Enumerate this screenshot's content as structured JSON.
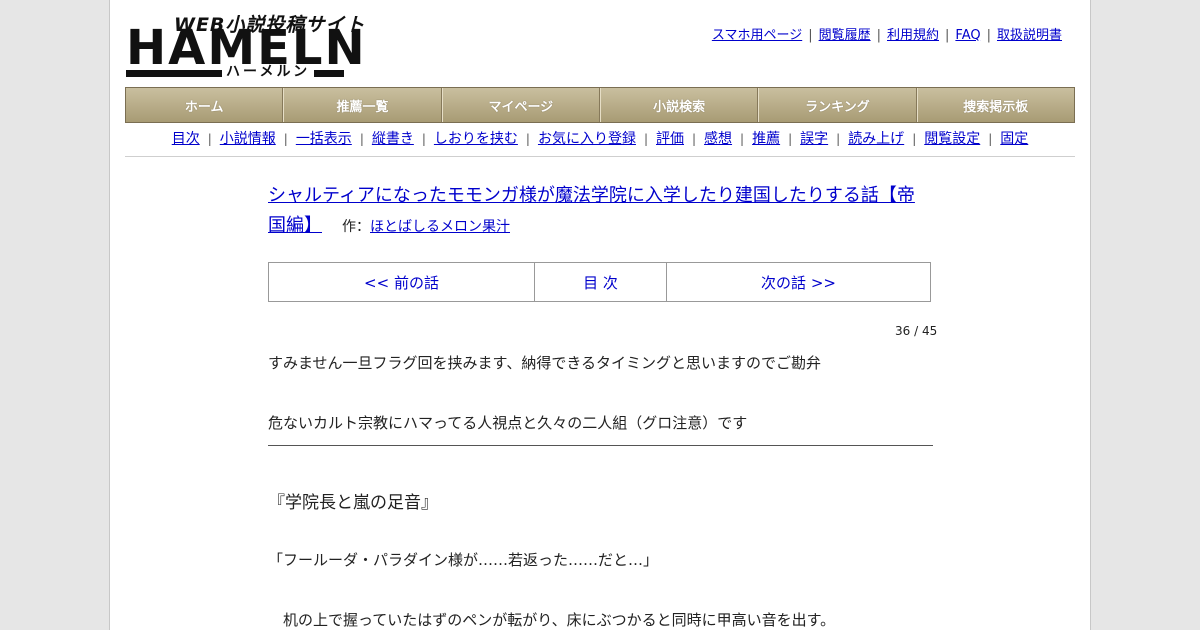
{
  "logo": {
    "subtitle": "WEB小説投稿サイト",
    "main": "HAMELN",
    "kana": "ハーメルン"
  },
  "top_links": [
    "スマホ用ページ",
    "閲覧履歴",
    "利用規約",
    "FAQ",
    "取扱説明書"
  ],
  "nav": [
    "ホーム",
    "推薦一覧",
    "マイページ",
    "小説検索",
    "ランキング",
    "捜索掲示板"
  ],
  "submenu": [
    "目次",
    "小説情報",
    "一括表示",
    "縦書き",
    "しおりを挟む",
    "お気に入り登録",
    "評価",
    "感想",
    "推薦",
    "誤字",
    "読み上げ",
    "閲覧設定",
    "固定"
  ],
  "novel": {
    "title": "シャルティアになったモモンガ様が魔法学院に入学したり建国したりする話【帝国編】",
    "author_label": "作：",
    "author": "ほとばしるメロン果汁"
  },
  "pager": {
    "prev": "<< 前の話",
    "toc": "目 次",
    "next": "次の話 >>"
  },
  "episode_count": "36 / 45",
  "preface": [
    "すみません一旦フラグ回を挟みます、納得できるタイミングと思いますのでご勘弁",
    "危ないカルト宗教にハマってる人視点と久々の二人組（グロ注意）です"
  ],
  "chapter_title": "『学院長と嵐の足音』",
  "body": [
    "「フールーダ・パラダイン様が……若返った……だと…」",
    "　机の上で握っていたはずのペンが転がり、床にぶつかると同時に甲高い音を出す。"
  ]
}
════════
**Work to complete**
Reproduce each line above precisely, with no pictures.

**Exercise solution**
Enumerate this screenshot's content as structured JSON.
{
  "logo": {
    "subtitle": "WEB小説投稿サイト",
    "main": "HAMELN",
    "kana": "ハーメルン"
  },
  "top_links": [
    "スマホ用ページ",
    "閲覧履歴",
    "利用規約",
    "FAQ",
    "取扱説明書"
  ],
  "nav": [
    "ホーム",
    "推薦一覧",
    "マイページ",
    "小説検索",
    "ランキング",
    "捜索掲示板"
  ],
  "submenu": [
    "目次",
    "小説情報",
    "一括表示",
    "縦書き",
    "しおりを挟む",
    "お気に入り登録",
    "評価",
    "感想",
    "推薦",
    "誤字",
    "読み上げ",
    "閲覧設定",
    "固定"
  ],
  "novel": {
    "title": "シャルティアになったモモンガ様が魔法学院に入学したり建国したりする話【帝国編】",
    "author_label": "作：",
    "author": "ほとばしるメロン果汁"
  },
  "pager": {
    "prev": "<< 前の話",
    "toc": "目 次",
    "next": "次の話 >>"
  },
  "episode_count": "36 / 45",
  "preface": [
    "すみません一旦フラグ回を挟みます、納得できるタイミングと思いますのでご勘弁",
    "危ないカルト宗教にハマってる人視点と久々の二人組（グロ注意）です"
  ],
  "chapter_title": "『学院長と嵐の足音』",
  "body": [
    "「フールーダ・パラダイン様が……若返った……だと…」",
    "　机の上で握っていたはずのペンが転がり、床にぶつかると同時に甲高い音を出す。"
  ]
}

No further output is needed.